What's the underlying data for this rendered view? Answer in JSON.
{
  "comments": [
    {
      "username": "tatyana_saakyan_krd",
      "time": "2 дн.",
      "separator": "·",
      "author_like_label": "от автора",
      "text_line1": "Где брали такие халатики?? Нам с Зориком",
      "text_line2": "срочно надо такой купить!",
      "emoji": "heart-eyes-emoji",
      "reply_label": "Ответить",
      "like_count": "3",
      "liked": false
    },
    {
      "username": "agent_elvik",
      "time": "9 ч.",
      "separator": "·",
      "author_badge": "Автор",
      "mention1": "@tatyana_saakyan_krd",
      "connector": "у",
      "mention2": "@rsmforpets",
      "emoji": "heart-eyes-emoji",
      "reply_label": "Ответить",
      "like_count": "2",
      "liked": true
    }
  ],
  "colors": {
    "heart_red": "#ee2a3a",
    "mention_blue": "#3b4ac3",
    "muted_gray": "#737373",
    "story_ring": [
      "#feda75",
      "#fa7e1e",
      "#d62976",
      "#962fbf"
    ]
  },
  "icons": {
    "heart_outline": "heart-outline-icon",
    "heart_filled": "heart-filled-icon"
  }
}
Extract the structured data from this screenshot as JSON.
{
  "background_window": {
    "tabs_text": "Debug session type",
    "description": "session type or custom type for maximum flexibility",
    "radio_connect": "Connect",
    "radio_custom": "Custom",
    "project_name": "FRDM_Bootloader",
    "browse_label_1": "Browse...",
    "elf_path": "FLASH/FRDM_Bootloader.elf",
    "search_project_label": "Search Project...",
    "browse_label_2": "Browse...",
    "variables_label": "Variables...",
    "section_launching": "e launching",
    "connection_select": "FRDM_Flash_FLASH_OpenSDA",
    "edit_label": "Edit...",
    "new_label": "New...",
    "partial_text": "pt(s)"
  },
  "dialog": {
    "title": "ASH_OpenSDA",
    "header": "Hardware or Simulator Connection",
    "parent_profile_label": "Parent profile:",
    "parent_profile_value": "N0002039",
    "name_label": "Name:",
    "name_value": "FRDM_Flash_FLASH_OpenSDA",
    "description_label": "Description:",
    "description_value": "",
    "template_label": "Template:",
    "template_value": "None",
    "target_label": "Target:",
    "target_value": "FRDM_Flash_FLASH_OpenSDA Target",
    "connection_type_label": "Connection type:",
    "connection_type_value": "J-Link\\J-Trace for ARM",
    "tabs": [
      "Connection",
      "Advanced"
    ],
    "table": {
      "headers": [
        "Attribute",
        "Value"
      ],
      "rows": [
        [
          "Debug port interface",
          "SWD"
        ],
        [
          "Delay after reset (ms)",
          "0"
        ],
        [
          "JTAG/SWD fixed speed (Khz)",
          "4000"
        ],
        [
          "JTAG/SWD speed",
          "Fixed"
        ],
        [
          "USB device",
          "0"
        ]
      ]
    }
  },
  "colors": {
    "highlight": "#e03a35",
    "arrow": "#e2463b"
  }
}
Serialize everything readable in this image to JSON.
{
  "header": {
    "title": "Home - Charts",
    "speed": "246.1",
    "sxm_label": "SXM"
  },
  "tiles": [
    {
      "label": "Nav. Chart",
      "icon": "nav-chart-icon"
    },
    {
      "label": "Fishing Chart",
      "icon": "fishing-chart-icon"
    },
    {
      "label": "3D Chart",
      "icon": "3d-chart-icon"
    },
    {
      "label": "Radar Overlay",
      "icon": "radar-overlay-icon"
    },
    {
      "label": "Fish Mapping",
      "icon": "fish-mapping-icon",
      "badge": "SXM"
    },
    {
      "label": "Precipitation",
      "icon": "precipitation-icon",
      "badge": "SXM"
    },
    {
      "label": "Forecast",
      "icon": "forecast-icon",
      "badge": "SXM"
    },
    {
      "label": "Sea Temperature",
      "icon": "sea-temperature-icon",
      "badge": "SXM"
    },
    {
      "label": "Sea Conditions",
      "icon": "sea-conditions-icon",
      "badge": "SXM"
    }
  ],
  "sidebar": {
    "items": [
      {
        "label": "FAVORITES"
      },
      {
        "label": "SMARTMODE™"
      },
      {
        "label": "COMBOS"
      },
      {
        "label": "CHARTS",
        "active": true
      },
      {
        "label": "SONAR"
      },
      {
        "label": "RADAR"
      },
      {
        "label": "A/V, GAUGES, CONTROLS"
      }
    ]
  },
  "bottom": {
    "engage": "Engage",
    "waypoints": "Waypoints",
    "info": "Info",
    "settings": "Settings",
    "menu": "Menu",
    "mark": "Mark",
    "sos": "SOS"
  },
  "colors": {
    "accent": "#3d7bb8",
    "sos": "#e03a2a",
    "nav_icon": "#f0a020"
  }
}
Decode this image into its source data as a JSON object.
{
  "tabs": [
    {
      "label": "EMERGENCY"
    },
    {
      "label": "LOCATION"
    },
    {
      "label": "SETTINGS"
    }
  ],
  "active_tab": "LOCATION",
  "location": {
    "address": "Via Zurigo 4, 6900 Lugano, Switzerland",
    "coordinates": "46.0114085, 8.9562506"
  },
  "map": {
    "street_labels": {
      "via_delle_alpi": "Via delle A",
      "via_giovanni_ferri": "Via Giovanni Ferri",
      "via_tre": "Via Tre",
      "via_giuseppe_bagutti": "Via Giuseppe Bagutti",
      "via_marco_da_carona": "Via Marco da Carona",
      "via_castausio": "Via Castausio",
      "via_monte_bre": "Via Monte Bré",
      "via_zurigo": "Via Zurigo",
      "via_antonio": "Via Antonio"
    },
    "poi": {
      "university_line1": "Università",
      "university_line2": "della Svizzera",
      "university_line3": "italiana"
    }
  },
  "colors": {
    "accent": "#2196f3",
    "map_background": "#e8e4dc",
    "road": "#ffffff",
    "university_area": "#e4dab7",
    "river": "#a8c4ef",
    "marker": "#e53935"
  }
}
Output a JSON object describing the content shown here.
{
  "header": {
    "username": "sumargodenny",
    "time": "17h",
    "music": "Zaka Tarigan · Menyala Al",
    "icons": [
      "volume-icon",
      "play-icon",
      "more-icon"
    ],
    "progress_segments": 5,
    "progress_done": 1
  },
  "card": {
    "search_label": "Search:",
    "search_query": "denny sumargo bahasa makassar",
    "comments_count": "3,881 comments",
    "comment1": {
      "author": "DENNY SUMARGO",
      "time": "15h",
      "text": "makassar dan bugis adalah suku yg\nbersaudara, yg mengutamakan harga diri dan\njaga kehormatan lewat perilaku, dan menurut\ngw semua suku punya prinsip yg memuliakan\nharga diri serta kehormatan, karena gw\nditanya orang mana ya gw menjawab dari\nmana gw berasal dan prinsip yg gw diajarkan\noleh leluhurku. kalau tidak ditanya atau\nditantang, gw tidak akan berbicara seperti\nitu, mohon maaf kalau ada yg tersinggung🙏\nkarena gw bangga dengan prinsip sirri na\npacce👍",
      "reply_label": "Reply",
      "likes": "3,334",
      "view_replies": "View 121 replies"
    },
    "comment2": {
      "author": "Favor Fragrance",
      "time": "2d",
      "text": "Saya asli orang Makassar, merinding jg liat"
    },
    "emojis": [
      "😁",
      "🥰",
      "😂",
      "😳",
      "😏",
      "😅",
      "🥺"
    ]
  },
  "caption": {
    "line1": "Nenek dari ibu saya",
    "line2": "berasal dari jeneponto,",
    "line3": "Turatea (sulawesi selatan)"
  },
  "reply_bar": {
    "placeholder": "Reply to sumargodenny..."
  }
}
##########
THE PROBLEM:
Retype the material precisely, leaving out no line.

OUTPUT:
What's the underlying data for this rendered view? Answer in JSON.
{
  "comments": [
    {
      "username": "tatyana_saakyan_krd",
      "time": "2 дн.",
      "separator": "·",
      "author_like_label": "от автора",
      "text_line1": "Где брали такие халатики?? Нам с Зориком",
      "text_line2": "срочно надо такой купить!",
      "emoji": "heart-eyes-emoji",
      "reply_label": "Ответить",
      "like_count": "3",
      "liked": false
    },
    {
      "username": "agent_elvik",
      "time": "9 ч.",
      "separator": "·",
      "author_badge": "Автор",
      "mention1": "@tatyana_saakyan_krd",
      "connector": "у",
      "mention2": "@rsmforpets",
      "emoji": "heart-eyes-emoji",
      "reply_label": "Ответить",
      "like_count": "2",
      "liked": true
    }
  ],
  "colors": {
    "heart_red": "#ee2a3a",
    "mention_blue": "#3b4ac3",
    "muted_gray": "#737373",
    "story_ring": [
      "#feda75",
      "#fa7e1e",
      "#d62976",
      "#962fbf"
    ]
  },
  "icons": {
    "heart_outline": "heart-outline-icon",
    "heart_filled": "heart-filled-icon"
  }
}
Extract the structured data from this screenshot as JSON.
{
  "background_window": {
    "tabs_text": "Debug session type",
    "description": "session type or custom type for maximum flexibility",
    "radio_connect": "Connect",
    "radio_custom": "Custom",
    "project_name": "FRDM_Bootloader",
    "browse_label_1": "Browse...",
    "elf_path": "FLASH/FRDM_Bootloader.elf",
    "search_project_label": "Search Project...",
    "browse_label_2": "Browse...",
    "variables_label": "Variables...",
    "section_launching": "e launching",
    "connection_select": "FRDM_Flash_FLASH_OpenSDA",
    "edit_label": "Edit...",
    "new_label": "New...",
    "partial_text": "pt(s)"
  },
  "dialog": {
    "title": "ASH_OpenSDA",
    "header": "Hardware or Simulator Connection",
    "parent_profile_label": "Parent profile:",
    "parent_profile_value": "N0002039",
    "name_label": "Name:",
    "name_value": "FRDM_Flash_FLASH_OpenSDA",
    "description_label": "Description:",
    "description_value": "",
    "template_label": "Template:",
    "template_value": "None",
    "target_label": "Target:",
    "target_value": "FRDM_Flash_FLASH_OpenSDA Target",
    "connection_type_label": "Connection type:",
    "connection_type_value": "J-Link\\J-Trace for ARM",
    "tabs": [
      "Connection",
      "Advanced"
    ],
    "table": {
      "headers": [
        "Attribute",
        "Value"
      ],
      "rows": [
        [
          "Debug port interface",
          "SWD"
        ],
        [
          "Delay after reset (ms)",
          "0"
        ],
        [
          "JTAG/SWD fixed speed (Khz)",
          "4000"
        ],
        [
          "JTAG/SWD speed",
          "Fixed"
        ],
        [
          "USB device",
          "0"
        ]
      ]
    }
  },
  "colors": {
    "highlight": "#e03a35",
    "arrow": "#e2463b"
  }
}
Serialize everything readable in this image to JSON.
{
  "header": {
    "title": "Home - Charts",
    "speed": "246.1",
    "sxm_label": "SXM"
  },
  "tiles": [
    {
      "label": "Nav. Chart",
      "icon": "nav-chart-icon"
    },
    {
      "label": "Fishing Chart",
      "icon": "fishing-chart-icon"
    },
    {
      "label": "3D Chart",
      "icon": "3d-chart-icon"
    },
    {
      "label": "Radar Overlay",
      "icon": "radar-overlay-icon"
    },
    {
      "label": "Fish Mapping",
      "icon": "fish-mapping-icon",
      "badge": "SXM"
    },
    {
      "label": "Precipitation",
      "icon": "precipitation-icon",
      "badge": "SXM"
    },
    {
      "label": "Forecast",
      "icon": "forecast-icon",
      "badge": "SXM"
    },
    {
      "label": "Sea Temperature",
      "icon": "sea-temperature-icon",
      "badge": "SXM"
    },
    {
      "label": "Sea Conditions",
      "icon": "sea-conditions-icon",
      "badge": "SXM"
    }
  ],
  "sidebar": {
    "items": [
      {
        "label": "FAVORITES"
      },
      {
        "label": "SMARTMODE™"
      },
      {
        "label": "COMBOS"
      },
      {
        "label": "CHARTS",
        "active": true
      },
      {
        "label": "SONAR"
      },
      {
        "label": "RADAR"
      },
      {
        "label": "A/V, GAUGES, CONTROLS"
      }
    ]
  },
  "bottom": {
    "engage": "Engage",
    "waypoints": "Waypoints",
    "info": "Info",
    "settings": "Settings",
    "menu": "Menu",
    "mark": "Mark",
    "sos": "SOS"
  },
  "colors": {
    "accent": "#3d7bb8",
    "sos": "#e03a2a",
    "nav_icon": "#f0a020"
  }
}
Decode this image into its source data as a JSON object.
{
  "tabs": [
    {
      "label": "EMERGENCY"
    },
    {
      "label": "LOCATION"
    },
    {
      "label": "SETTINGS"
    }
  ],
  "active_tab": "LOCATION",
  "location": {
    "address": "Via Zurigo 4, 6900 Lugano, Switzerland",
    "coordinates": "46.0114085, 8.9562506"
  },
  "map": {
    "street_labels": {
      "via_delle_alpi": "Via delle A",
      "via_giovanni_ferri": "Via Giovanni Ferri",
      "via_tre": "Via Tre",
      "via_giuseppe_bagutti": "Via Giuseppe Bagutti",
      "via_marco_da_carona": "Via Marco da Carona",
      "via_castausio": "Via Castausio",
      "via_monte_bre": "Via Monte Bré",
      "via_zurigo": "Via Zurigo",
      "via_antonio": "Via Antonio"
    },
    "poi": {
      "university_line1": "Università",
      "university_line2": "della Svizzera",
      "university_line3": "italiana"
    }
  },
  "colors": {
    "accent": "#2196f3",
    "map_background": "#e8e4dc",
    "road": "#ffffff",
    "university_area": "#e4dab7",
    "river": "#a8c4ef",
    "marker": "#e53935"
  }
}
Output a JSON object describing the content shown here.
{
  "header": {
    "username": "sumargodenny",
    "time": "17h",
    "music": "Zaka Tarigan · Menyala Al",
    "icons": [
      "volume-icon",
      "play-icon",
      "more-icon"
    ],
    "progress_segments": 5,
    "progress_done": 1
  },
  "card": {
    "search_label": "Search:",
    "search_query": "denny sumargo bahasa makassar",
    "comments_count": "3,881 comments",
    "comment1": {
      "author": "DENNY SUMARGO",
      "time": "15h",
      "text": "makassar dan bugis adalah suku yg\nbersaudara, yg mengutamakan harga diri dan\njaga kehormatan lewat perilaku, dan menurut\ngw semua suku punya prinsip yg memuliakan\nharga diri serta kehormatan, karena gw\nditanya orang mana ya gw menjawab dari\nmana gw berasal dan prinsip yg gw diajarkan\noleh leluhurku. kalau tidak ditanya atau\nditantang, gw tidak akan berbicara seperti\nitu, mohon maaf kalau ada yg tersinggung🙏\nkarena gw bangga dengan prinsip sirri na\npacce👍",
      "reply_label": "Reply",
      "likes": "3,334",
      "view_replies": "View 121 replies"
    },
    "comment2": {
      "author": "Favor Fragrance",
      "time": "2d",
      "text": "Saya asli orang Makassar, merinding jg liat"
    },
    "emojis": [
      "😁",
      "🥰",
      "😂",
      "😳",
      "😏",
      "😅",
      "🥺"
    ]
  },
  "caption": {
    "line1": "Nenek dari ibu saya",
    "line2": "berasal dari jeneponto,",
    "line3": "Turatea (sulawesi selatan)"
  },
  "reply_bar": {
    "placeholder": "Reply to sumargodenny..."
  }
}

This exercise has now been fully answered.